396.1 GE/5–1254

Memorandum of Conversation, by the Adviser to the United States Delegation ( Young )



  • Dr. Pyun, ROK Delegation
  • Ambassador Yang, ROK Delegation
  • Ambassador Limb, ROK Delegation
  • Mr. Hong, ROK Delegation
  • Mr. Walter S. Robertson, US Delegation
  • Mr. Kenneth T. Young, Jr., US Delegation

After congratulating Dr. Pyun for his speech in the Plenary, May 11, Mr. Robertson said he wished to inform the ROK Delegation that it would be advisable to hold a meeting of the 16 on Thursday morning. Among other reasons, Mr. Eden had to return to London over the weekend and hoped there could be such a meeting before his departure.

Dr. Pyun indicated no objection and asked whether we intended to table our draft proposal with the 16. Mr. Robertson replied that we would not, since the United States and the Republic of Korea are not in agreement.

Mr. Robertson pointed out that Dr. Pyun should be prepared for questions from other delegations as to whether the ROK is ready with a counter proposal. Mr. Robertson suggested that Dr. Pyun make the following two general points, in view of the lack as yet of USROK agreement on Plan B:

Eeiterate, from his speech of May 11, that the issue is whether the north Koreans will agree to free and fair elections under supervision of the United Nations.
Take the position that, until the Communists concede on the fundamental issue, our side should not make concessions on a detailed proposal which would be based upon UN supervision.

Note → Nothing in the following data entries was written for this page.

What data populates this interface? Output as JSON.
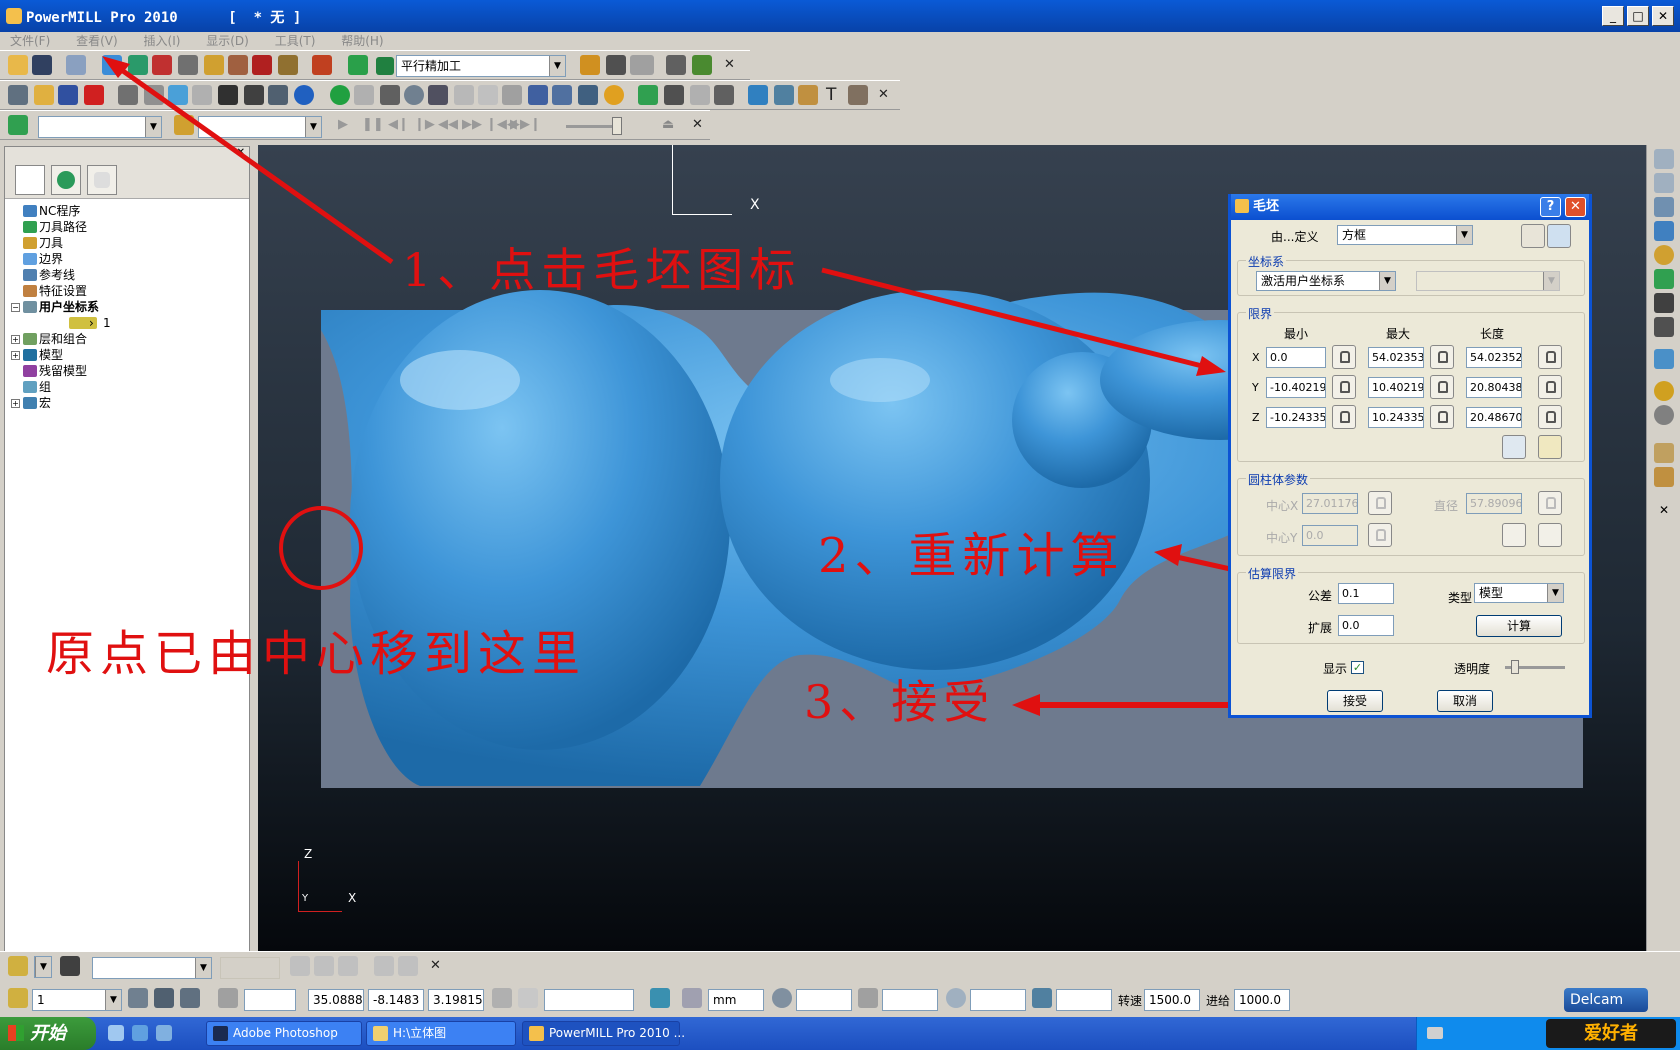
{
  "window": {
    "title": "PowerMILL Pro 2010      [  * 无 ]",
    "min": "_",
    "max": "□",
    "close": "✕"
  },
  "menu": [
    "文件(F)",
    "查看(V)",
    "插入(I)",
    "显示(D)",
    "工具(T)",
    "帮助(H)"
  ],
  "toolbar1": {
    "strategy_combo": "平行精加工"
  },
  "tree": {
    "items": [
      {
        "label": "NC程序",
        "icon": "nc-program-icon",
        "expand": ""
      },
      {
        "label": "刀具路径",
        "icon": "toolpath-icon",
        "expand": ""
      },
      {
        "label": "刀具",
        "icon": "tool-icon",
        "expand": ""
      },
      {
        "label": "边界",
        "icon": "boundary-icon",
        "expand": ""
      },
      {
        "label": "参考线",
        "icon": "pattern-icon",
        "expand": ""
      },
      {
        "label": "特征设置",
        "icon": "featureset-icon",
        "expand": ""
      },
      {
        "label": "用户坐标系",
        "icon": "workplane-icon",
        "expand": "−"
      },
      {
        "label": "1",
        "icon": "workplane-item-icon",
        "expand": ""
      },
      {
        "label": "层和组合",
        "icon": "levels-icon",
        "expand": "+"
      },
      {
        "label": "模型",
        "icon": "model-icon",
        "expand": "+"
      },
      {
        "label": "残留模型",
        "icon": "stockmodel-icon",
        "expand": ""
      },
      {
        "label": "组",
        "icon": "group-icon",
        "expand": ""
      },
      {
        "label": "宏",
        "icon": "macro-icon",
        "expand": "+"
      }
    ]
  },
  "viewport": {
    "axis_top": "X",
    "axis_bottom_z": "Z",
    "axis_bottom_x": "X",
    "axis_bottom_y": "Y"
  },
  "annotations": {
    "a1": "1、点击毛坯图标",
    "a2": "2、重新计算",
    "a3": "3、接受",
    "a4": "原点已由中心移到这里",
    "color": "#e01010"
  },
  "dialog": {
    "title": "毛坯",
    "help": "?",
    "close": "✕",
    "define_label": "由...定义",
    "define_value": "方框",
    "coord_section": "坐标系",
    "coord_value": "激活用户坐标系",
    "limits_section": "限界",
    "col_min": "最小",
    "col_max": "最大",
    "col_len": "长度",
    "rows": [
      {
        "axis": "X",
        "min": "0.0",
        "max": "54.02353",
        "len": "54.023529"
      },
      {
        "axis": "Y",
        "min": "-10.40219",
        "max": "10.40219",
        "len": "20.804382"
      },
      {
        "axis": "Z",
        "min": "-10.24335",
        "max": "10.243354",
        "len": "20.486709"
      }
    ],
    "cyl_section": "圆柱体参数",
    "cyl_cx_label": "中心X",
    "cyl_cx": "27.011765",
    "cyl_cy_label": "中心Y",
    "cyl_cy": "0.0",
    "cyl_dia_label": "直径",
    "cyl_dia": "57.890967",
    "calc_section": "估算限界",
    "tol_label": "公差",
    "tol_value": "0.1",
    "type_label": "类型",
    "type_value": "模型",
    "expand_label": "扩展",
    "expand_value": "0.0",
    "calc_button": "计算",
    "show_label": "显示",
    "opacity_label": "透明度",
    "show_checked": "✓",
    "accept_button": "接受",
    "cancel_button": "取消"
  },
  "statusbar": {
    "workplane_combo": "1",
    "coord_x": "35.0888",
    "coord_y": "-8.1483",
    "coord_z": "3.19815",
    "units": "mm",
    "spindle_label": "转速",
    "spindle_value": "1500.0",
    "feed_label": "进给",
    "feed_value": "1000.0",
    "brand": "Delcam"
  },
  "taskbar": {
    "start": "开始",
    "tasks": [
      "Adobe Photoshop",
      "H:\\立体图",
      "PowerMILL Pro 2010 ..."
    ],
    "tray_logo": "爱好者"
  }
}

Mr. Robertson assured Dr. Pyun that the United States Delegation would take this same position in the meeting of the 16. The ROK Delegates expressed particular satisfaction and complete agreement with this approach. They said they would meet with certain other delegates today to develop the above position.

During the course of the discussion, Dr. Pyun proposed to make to the 16 tomorrow the six-point proposal which he had intended to present to the plenary on May 3 but had deleted at our urgent suggestion. He also said he might mention President Rhee’s willingness to [Page 257] hold a plebiscite in the south to determine whether the people would agree to nation-wide elections in the south as well as the north. Mr. Robertson strongly urged Dr. Pyun not to mention either idea because it would create great confusion and underscore the lack of agreement among the 16. Moreover, it would be completely impractical for the Conference to wait indefinitely for a plebiscite to decide whether there should be elections. Ambassadors Yang and Limb concurred. Dr. Pyun agreed not to mention these matters in view of his complete endorsement of the above approach.

Ambassador Yang informed Mr. Young privately after the meeting that the ROK Delegation had received a telegram from President Rhee insisting on complete withdrawal of all Chinese forces and, in effect, not accepting Plan B. Because of this message and continued lack of US-ROK agreement on a proposal, Ambassador Yang said the ROK Delegation would adhere to the general approach outlined above as the only possible tactic under present circumstances.

  1. The memorandum was drafted by Young on May 14.